— Exercise objective —
Below are some records; work out how many of their lines contain "JSON" and give the number only.

— Task inputs —
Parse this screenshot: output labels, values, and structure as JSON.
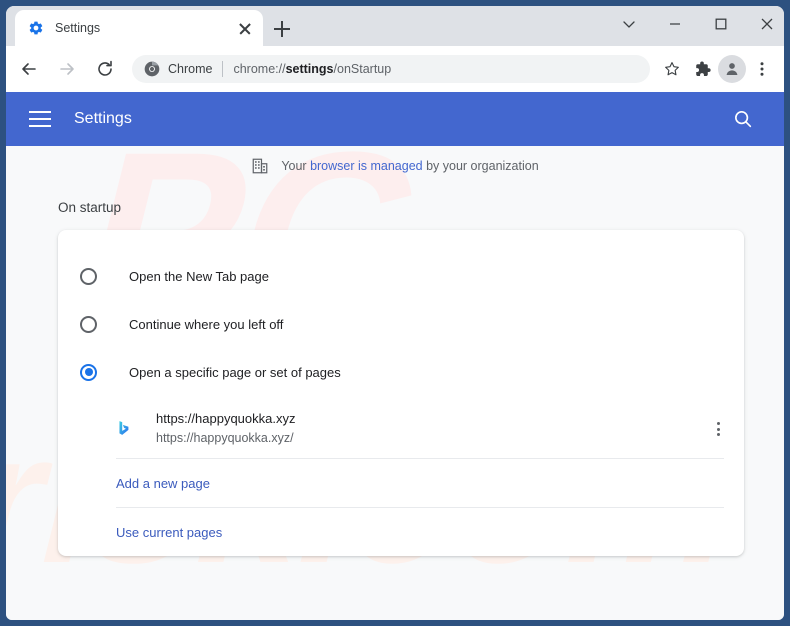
{
  "window": {
    "controls": {
      "tab_search_label": "tab-search",
      "minimize_label": "minimize",
      "maximize_label": "maximize",
      "close_label": "close"
    }
  },
  "tabstrip": {
    "tab": {
      "title": "Settings",
      "favicon": "gear-icon",
      "close_label": "Close tab"
    },
    "new_tab_label": "New tab"
  },
  "toolbar": {
    "back_label": "Back",
    "forward_label": "Forward",
    "reload_label": "Reload",
    "omnibox": {
      "badge_icon": "chrome-icon",
      "badge_text": "Chrome",
      "url_prefix": "chrome://",
      "url_bold": "settings",
      "url_suffix": "/onStartup",
      "url_full": "chrome://settings/onStartup"
    },
    "bookmark_label": "Bookmark this tab",
    "extensions_label": "Extensions",
    "profile_label": "Profile",
    "menu_label": "Customize and control Google Chrome"
  },
  "settings_header": {
    "menu_label": "Main menu",
    "title": "Settings",
    "search_label": "Search settings"
  },
  "managed_banner": {
    "icon": "building-icon",
    "text_before": "Your ",
    "link_text": "browser is managed",
    "text_after": " by your organization"
  },
  "on_startup": {
    "section_title": "On startup",
    "options": [
      {
        "label": "Open the New Tab page",
        "selected": false
      },
      {
        "label": "Continue where you left off",
        "selected": false
      },
      {
        "label": "Open a specific page or set of pages",
        "selected": true
      }
    ],
    "startup_pages": [
      {
        "favicon": "bing-icon",
        "title": "https://happyquokka.xyz",
        "url": "https://happyquokka.xyz/",
        "more_label": "More actions"
      }
    ],
    "add_page_label": "Add a new page",
    "use_current_label": "Use current pages"
  },
  "watermark": {
    "text_pc": "PC",
    "text_risk": "risk.com",
    "color_pc": "#fdeeee",
    "color_risk": "#eef1f7"
  },
  "colors": {
    "window_frame": "#2d5180",
    "tabstrip_bg": "#dee1e6",
    "toolbar_bg": "#ffffff",
    "settings_header_bg": "#4367cf",
    "page_bg": "#f8f9fa",
    "card_bg": "#ffffff",
    "accent_blue": "#1a73e8",
    "link_blue": "#3b5bbd",
    "text_primary": "#202124",
    "text_secondary": "#5f6368"
  }
}
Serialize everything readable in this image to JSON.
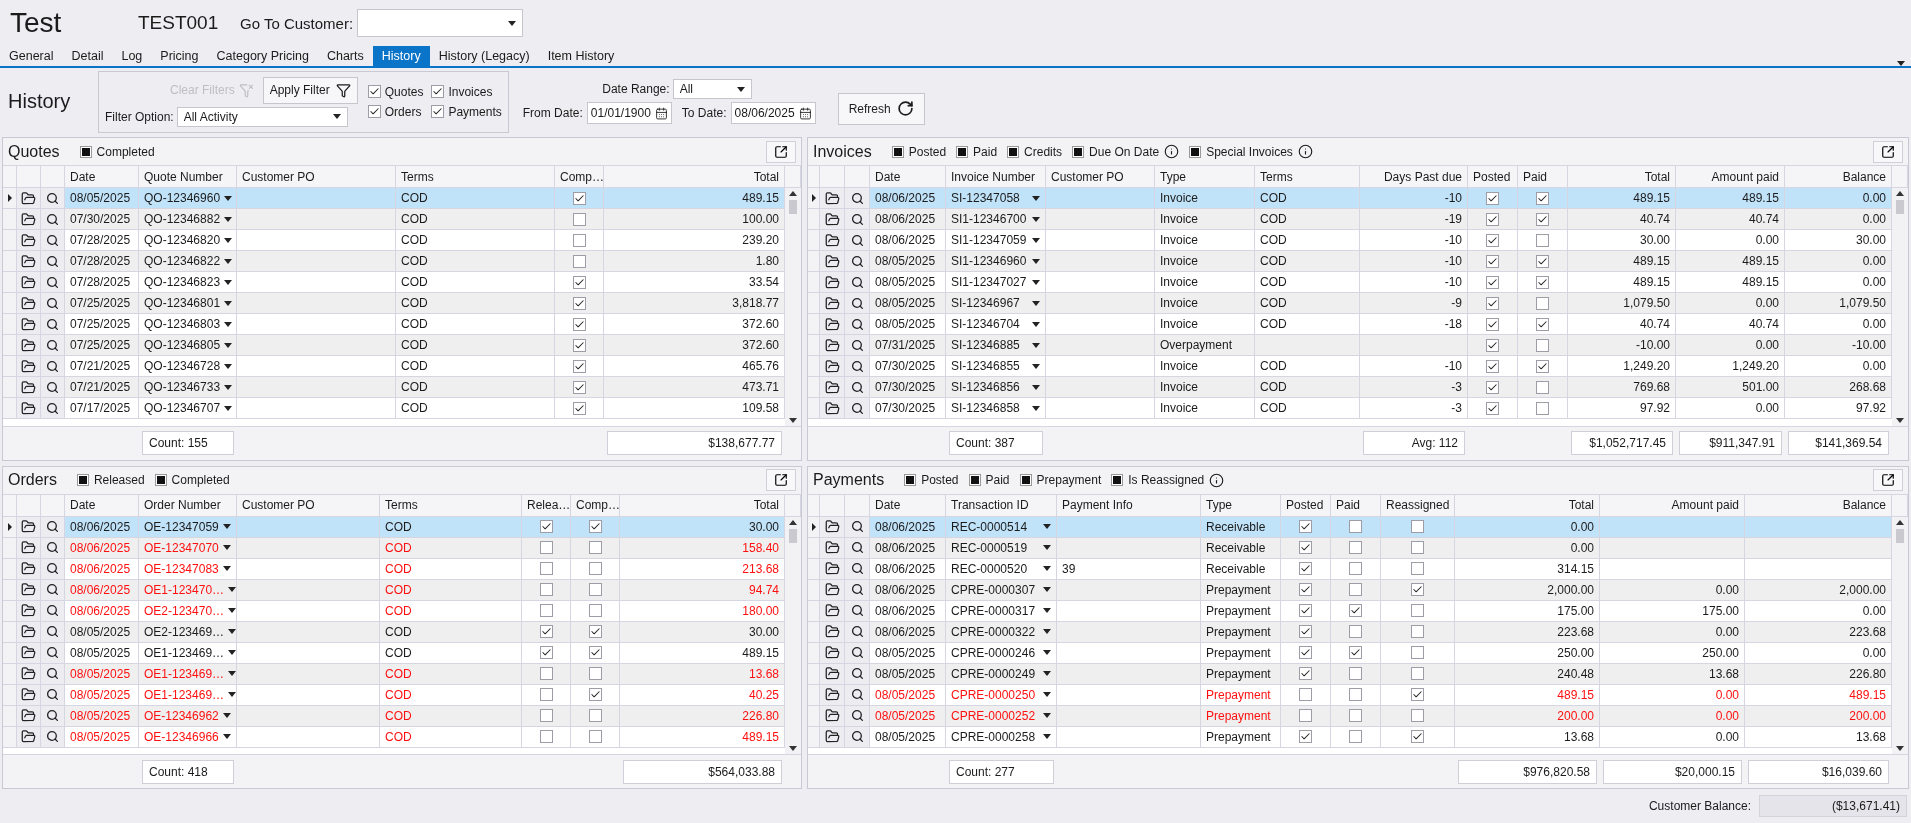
{
  "window": {
    "title": "Test",
    "customer_code": "TEST001"
  },
  "go_to_customer": {
    "label": "Go To Customer:"
  },
  "tabs": [
    {
      "label": "General",
      "selected": false
    },
    {
      "label": "Detail",
      "selected": false
    },
    {
      "label": "Log",
      "selected": false
    },
    {
      "label": "Pricing",
      "selected": false
    },
    {
      "label": "Category Pricing",
      "selected": false
    },
    {
      "label": "Charts",
      "selected": false
    },
    {
      "label": "History",
      "selected": true
    },
    {
      "label": "History (Legacy)",
      "selected": false
    },
    {
      "label": "Item History",
      "selected": false
    }
  ],
  "filter": {
    "title": "History",
    "clear_button": {
      "label": "Clear Filters",
      "disabled": true
    },
    "apply_button": {
      "label": "Apply Filter"
    },
    "filter_option": {
      "label": "Filter Option:",
      "value": "All Activity"
    },
    "types": [
      {
        "label": "Quotes",
        "checked": true
      },
      {
        "label": "Invoices",
        "checked": true
      },
      {
        "label": "Orders",
        "checked": true
      },
      {
        "label": "Payments",
        "checked": true
      }
    ],
    "date_range": {
      "label": "Date Range:",
      "value": "All"
    },
    "from_date": {
      "label": "From Date:",
      "value": "01/01/1900"
    },
    "to_date": {
      "label": "To Date:",
      "value": "08/06/2025"
    },
    "refresh_button": {
      "label": "Refresh"
    }
  },
  "panels": [
    {
      "kind": "quotes",
      "title": "Quotes",
      "legend": [
        {
          "label": "Completed"
        }
      ],
      "columns": [
        {
          "label": "Date",
          "kind": "text"
        },
        {
          "label": "Quote Number",
          "kind": "link",
          "summary": "Count: 155"
        },
        {
          "label": "Customer PO",
          "kind": "text"
        },
        {
          "label": "Terms",
          "kind": "text"
        },
        {
          "label": "Comp…",
          "kind": "check"
        },
        {
          "label": "Total",
          "kind": "number",
          "summary": "$138,677.77"
        }
      ],
      "rows": [
        {
          "selected": true,
          "flagged": false,
          "date": "08/05/2025",
          "number": "QO-12346960",
          "terms": "COD",
          "completed": true,
          "total": "489.15"
        },
        {
          "selected": false,
          "flagged": false,
          "date": "07/30/2025",
          "number": "QO-12346882",
          "terms": "COD",
          "completed": false,
          "total": "100.00"
        },
        {
          "selected": false,
          "flagged": false,
          "date": "07/28/2025",
          "number": "QO-12346820",
          "terms": "COD",
          "completed": false,
          "total": "239.20"
        },
        {
          "selected": false,
          "flagged": false,
          "date": "07/28/2025",
          "number": "QO-12346822",
          "terms": "COD",
          "completed": false,
          "total": "1.80"
        },
        {
          "selected": false,
          "flagged": false,
          "date": "07/28/2025",
          "number": "QO-12346823",
          "terms": "COD",
          "completed": true,
          "total": "33.54"
        },
        {
          "selected": false,
          "flagged": false,
          "date": "07/25/2025",
          "number": "QO-12346801",
          "terms": "COD",
          "completed": true,
          "total": "3,818.77"
        },
        {
          "selected": false,
          "flagged": false,
          "date": "07/25/2025",
          "number": "QO-12346803",
          "terms": "COD",
          "completed": true,
          "total": "372.60"
        },
        {
          "selected": false,
          "flagged": false,
          "date": "07/25/2025",
          "number": "QO-12346805",
          "terms": "COD",
          "completed": true,
          "total": "372.60"
        },
        {
          "selected": false,
          "flagged": false,
          "date": "07/21/2025",
          "number": "QO-12346728",
          "terms": "COD",
          "completed": true,
          "total": "465.76"
        },
        {
          "selected": false,
          "flagged": false,
          "date": "07/21/2025",
          "number": "QO-12346733",
          "terms": "COD",
          "completed": true,
          "total": "473.71"
        },
        {
          "selected": false,
          "flagged": false,
          "date": "07/17/2025",
          "number": "QO-12346707",
          "terms": "COD",
          "completed": true,
          "total": "109.58"
        }
      ]
    },
    {
      "kind": "invoices",
      "title": "Invoices",
      "legend": [
        {
          "label": "Posted"
        },
        {
          "label": "Paid"
        },
        {
          "label": "Credits"
        },
        {
          "label": "Due On Date",
          "info": true
        },
        {
          "label": "Special Invoices",
          "info": true
        }
      ],
      "columns": [
        {
          "label": "Date",
          "kind": "text"
        },
        {
          "label": "Invoice Number",
          "kind": "link",
          "summary": "Count: 387"
        },
        {
          "label": "Customer PO",
          "kind": "text"
        },
        {
          "label": "Type",
          "kind": "text"
        },
        {
          "label": "Terms",
          "kind": "text"
        },
        {
          "label": "Days Past due",
          "kind": "number",
          "summary": "Avg: 112"
        },
        {
          "label": "Posted",
          "kind": "check"
        },
        {
          "label": "Paid",
          "kind": "check"
        },
        {
          "label": "Total",
          "kind": "number",
          "summary": "$1,052,717.45"
        },
        {
          "label": "Amount paid",
          "kind": "number",
          "summary": "$911,347.91"
        },
        {
          "label": "Balance",
          "kind": "number",
          "summary": "$141,369.54"
        }
      ],
      "rows": [
        {
          "selected": true,
          "flagged": false,
          "date": "08/06/2025",
          "number": "SI-12347058",
          "type": "Invoice",
          "terms": "COD",
          "days": "-10",
          "posted": true,
          "paid": true,
          "total": "489.15",
          "amount_paid": "489.15",
          "balance": "0.00"
        },
        {
          "selected": false,
          "flagged": false,
          "date": "08/06/2025",
          "number": "SI1-12346700",
          "type": "Invoice",
          "terms": "COD",
          "days": "-19",
          "posted": true,
          "paid": true,
          "total": "40.74",
          "amount_paid": "40.74",
          "balance": "0.00"
        },
        {
          "selected": false,
          "flagged": false,
          "date": "08/06/2025",
          "number": "SI1-12347059",
          "type": "Invoice",
          "terms": "COD",
          "days": "-10",
          "posted": true,
          "paid": false,
          "total": "30.00",
          "amount_paid": "0.00",
          "balance": "30.00"
        },
        {
          "selected": false,
          "flagged": false,
          "date": "08/05/2025",
          "number": "SI1-12346960",
          "type": "Invoice",
          "terms": "COD",
          "days": "-10",
          "posted": true,
          "paid": true,
          "total": "489.15",
          "amount_paid": "489.15",
          "balance": "0.00"
        },
        {
          "selected": false,
          "flagged": false,
          "date": "08/05/2025",
          "number": "SI1-12347027",
          "type": "Invoice",
          "terms": "COD",
          "days": "-10",
          "posted": true,
          "paid": true,
          "total": "489.15",
          "amount_paid": "489.15",
          "balance": "0.00"
        },
        {
          "selected": false,
          "flagged": false,
          "date": "08/05/2025",
          "number": "SI-12346967",
          "type": "Invoice",
          "terms": "COD",
          "days": "-9",
          "posted": true,
          "paid": false,
          "total": "1,079.50",
          "amount_paid": "0.00",
          "balance": "1,079.50"
        },
        {
          "selected": false,
          "flagged": false,
          "date": "08/05/2025",
          "number": "SI-12346704",
          "type": "Invoice",
          "terms": "COD",
          "days": "-18",
          "posted": true,
          "paid": true,
          "total": "40.74",
          "amount_paid": "40.74",
          "balance": "0.00"
        },
        {
          "selected": false,
          "flagged": false,
          "date": "07/31/2025",
          "number": "SI-12346885",
          "type": "Overpayment",
          "posted": true,
          "paid": false,
          "total": "-10.00",
          "amount_paid": "0.00",
          "balance": "-10.00"
        },
        {
          "selected": false,
          "flagged": false,
          "date": "07/30/2025",
          "number": "SI-12346855",
          "type": "Invoice",
          "terms": "COD",
          "days": "-10",
          "posted": true,
          "paid": true,
          "total": "1,249.20",
          "amount_paid": "1,249.20",
          "balance": "0.00"
        },
        {
          "selected": false,
          "flagged": false,
          "date": "07/30/2025",
          "number": "SI-12346856",
          "type": "Invoice",
          "terms": "COD",
          "days": "-3",
          "posted": true,
          "paid": false,
          "total": "769.68",
          "amount_paid": "501.00",
          "balance": "268.68"
        },
        {
          "selected": false,
          "flagged": false,
          "date": "07/30/2025",
          "number": "SI-12346858",
          "type": "Invoice",
          "terms": "COD",
          "days": "-3",
          "posted": true,
          "paid": false,
          "total": "97.92",
          "amount_paid": "0.00",
          "balance": "97.92"
        }
      ]
    },
    {
      "kind": "orders",
      "title": "Orders",
      "legend": [
        {
          "label": "Released"
        },
        {
          "label": "Completed"
        }
      ],
      "columns": [
        {
          "label": "Date",
          "kind": "text"
        },
        {
          "label": "Order Number",
          "kind": "link",
          "summary": "Count: 418"
        },
        {
          "label": "Customer PO",
          "kind": "text"
        },
        {
          "label": "Terms",
          "kind": "text"
        },
        {
          "label": "Relea…",
          "kind": "check"
        },
        {
          "label": "Comp…",
          "kind": "check"
        },
        {
          "label": "Total",
          "kind": "number",
          "summary": "$564,033.88"
        }
      ],
      "rows": [
        {
          "selected": true,
          "flagged": false,
          "date": "08/06/2025",
          "number": "OE-12347059",
          "terms": "COD",
          "released": true,
          "completed": true,
          "total": "30.00"
        },
        {
          "selected": false,
          "flagged": true,
          "date": "08/06/2025",
          "number": "OE-12347070",
          "terms": "COD",
          "released": false,
          "completed": false,
          "total": "158.40"
        },
        {
          "selected": false,
          "flagged": true,
          "date": "08/06/2025",
          "number": "OE-12347083",
          "terms": "COD",
          "released": false,
          "completed": false,
          "total": "213.68"
        },
        {
          "selected": false,
          "flagged": true,
          "date": "08/06/2025",
          "number": "OE1-123470…",
          "terms": "COD",
          "released": false,
          "completed": false,
          "total": "94.74"
        },
        {
          "selected": false,
          "flagged": true,
          "date": "08/06/2025",
          "number": "OE2-123470…",
          "terms": "COD",
          "released": false,
          "completed": false,
          "total": "180.00"
        },
        {
          "selected": false,
          "flagged": false,
          "date": "08/05/2025",
          "number": "OE2-123469…",
          "terms": "COD",
          "released": true,
          "completed": true,
          "total": "30.00"
        },
        {
          "selected": false,
          "flagged": false,
          "date": "08/05/2025",
          "number": "OE1-123469…",
          "terms": "COD",
          "released": true,
          "completed": true,
          "total": "489.15"
        },
        {
          "selected": false,
          "flagged": true,
          "date": "08/05/2025",
          "number": "OE1-123469…",
          "terms": "COD",
          "released": false,
          "completed": false,
          "total": "13.68"
        },
        {
          "selected": false,
          "flagged": true,
          "date": "08/05/2025",
          "number": "OE1-123469…",
          "terms": "COD",
          "released": false,
          "completed": true,
          "total": "40.25"
        },
        {
          "selected": false,
          "flagged": true,
          "date": "08/05/2025",
          "number": "OE-12346962",
          "terms": "COD",
          "released": false,
          "completed": false,
          "total": "226.80"
        },
        {
          "selected": false,
          "flagged": true,
          "date": "08/05/2025",
          "number": "OE-12346966",
          "terms": "COD",
          "released": false,
          "completed": false,
          "total": "489.15"
        }
      ]
    },
    {
      "kind": "payments",
      "title": "Payments",
      "legend": [
        {
          "label": "Posted"
        },
        {
          "label": "Paid"
        },
        {
          "label": "Prepayment"
        },
        {
          "label": "Is Reassigned",
          "info": true
        }
      ],
      "columns": [
        {
          "label": "Date",
          "kind": "text"
        },
        {
          "label": "Transaction ID",
          "kind": "link",
          "summary": "Count: 277"
        },
        {
          "label": "Payment Info",
          "kind": "text"
        },
        {
          "label": "Type",
          "kind": "text"
        },
        {
          "label": "Posted",
          "kind": "check"
        },
        {
          "label": "Paid",
          "kind": "check"
        },
        {
          "label": "Reassigned",
          "kind": "check"
        },
        {
          "label": "Total",
          "kind": "number",
          "summary": "$976,820.58"
        },
        {
          "label": "Amount paid",
          "kind": "number",
          "summary": "$20,000.15"
        },
        {
          "label": "Balance",
          "kind": "number",
          "summary": "$16,039.60"
        }
      ],
      "rows": [
        {
          "selected": true,
          "flagged": false,
          "date": "08/06/2025",
          "number": "REC-0000514",
          "type": "Receivable",
          "posted": true,
          "paid": false,
          "reassigned": false,
          "total": "0.00"
        },
        {
          "selected": false,
          "flagged": false,
          "date": "08/06/2025",
          "number": "REC-0000519",
          "type": "Receivable",
          "posted": true,
          "paid": false,
          "reassigned": false,
          "total": "0.00"
        },
        {
          "selected": false,
          "flagged": false,
          "date": "08/06/2025",
          "number": "REC-0000520",
          "info": "39",
          "type": "Receivable",
          "posted": true,
          "paid": false,
          "reassigned": false,
          "total": "314.15"
        },
        {
          "selected": false,
          "flagged": false,
          "date": "08/06/2025",
          "number": "CPRE-0000307",
          "type": "Prepayment",
          "posted": true,
          "paid": false,
          "reassigned": true,
          "total": "2,000.00",
          "amount_paid": "0.00",
          "balance": "2,000.00"
        },
        {
          "selected": false,
          "flagged": false,
          "date": "08/06/2025",
          "number": "CPRE-0000317",
          "type": "Prepayment",
          "posted": true,
          "paid": true,
          "reassigned": false,
          "total": "175.00",
          "amount_paid": "175.00",
          "balance": "0.00"
        },
        {
          "selected": false,
          "flagged": false,
          "date": "08/06/2025",
          "number": "CPRE-0000322",
          "type": "Prepayment",
          "posted": true,
          "paid": false,
          "reassigned": false,
          "total": "223.68",
          "amount_paid": "0.00",
          "balance": "223.68"
        },
        {
          "selected": false,
          "flagged": false,
          "date": "08/05/2025",
          "number": "CPRE-0000246",
          "type": "Prepayment",
          "posted": true,
          "paid": true,
          "reassigned": false,
          "total": "250.00",
          "amount_paid": "250.00",
          "balance": "0.00"
        },
        {
          "selected": false,
          "flagged": false,
          "date": "08/05/2025",
          "number": "CPRE-0000249",
          "type": "Prepayment",
          "posted": true,
          "paid": false,
          "reassigned": false,
          "total": "240.48",
          "amount_paid": "13.68",
          "balance": "226.80"
        },
        {
          "selected": false,
          "flagged": true,
          "date": "08/05/2025",
          "number": "CPRE-0000250",
          "type": "Prepayment",
          "posted": false,
          "paid": false,
          "reassigned": true,
          "total": "489.15",
          "amount_paid": "0.00",
          "balance": "489.15"
        },
        {
          "selected": false,
          "flagged": true,
          "date": "08/05/2025",
          "number": "CPRE-0000252",
          "type": "Prepayment",
          "posted": false,
          "paid": false,
          "reassigned": false,
          "total": "200.00",
          "amount_paid": "0.00",
          "balance": "200.00"
        },
        {
          "selected": false,
          "flagged": false,
          "date": "08/05/2025",
          "number": "CPRE-0000258",
          "type": "Prepayment",
          "posted": true,
          "paid": false,
          "reassigned": true,
          "total": "13.68",
          "amount_paid": "0.00",
          "balance": "13.68"
        }
      ]
    }
  ],
  "status_bar": {
    "label": "Customer Balance:",
    "value": "($13,671.41)"
  }
}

— Finished exercise —
2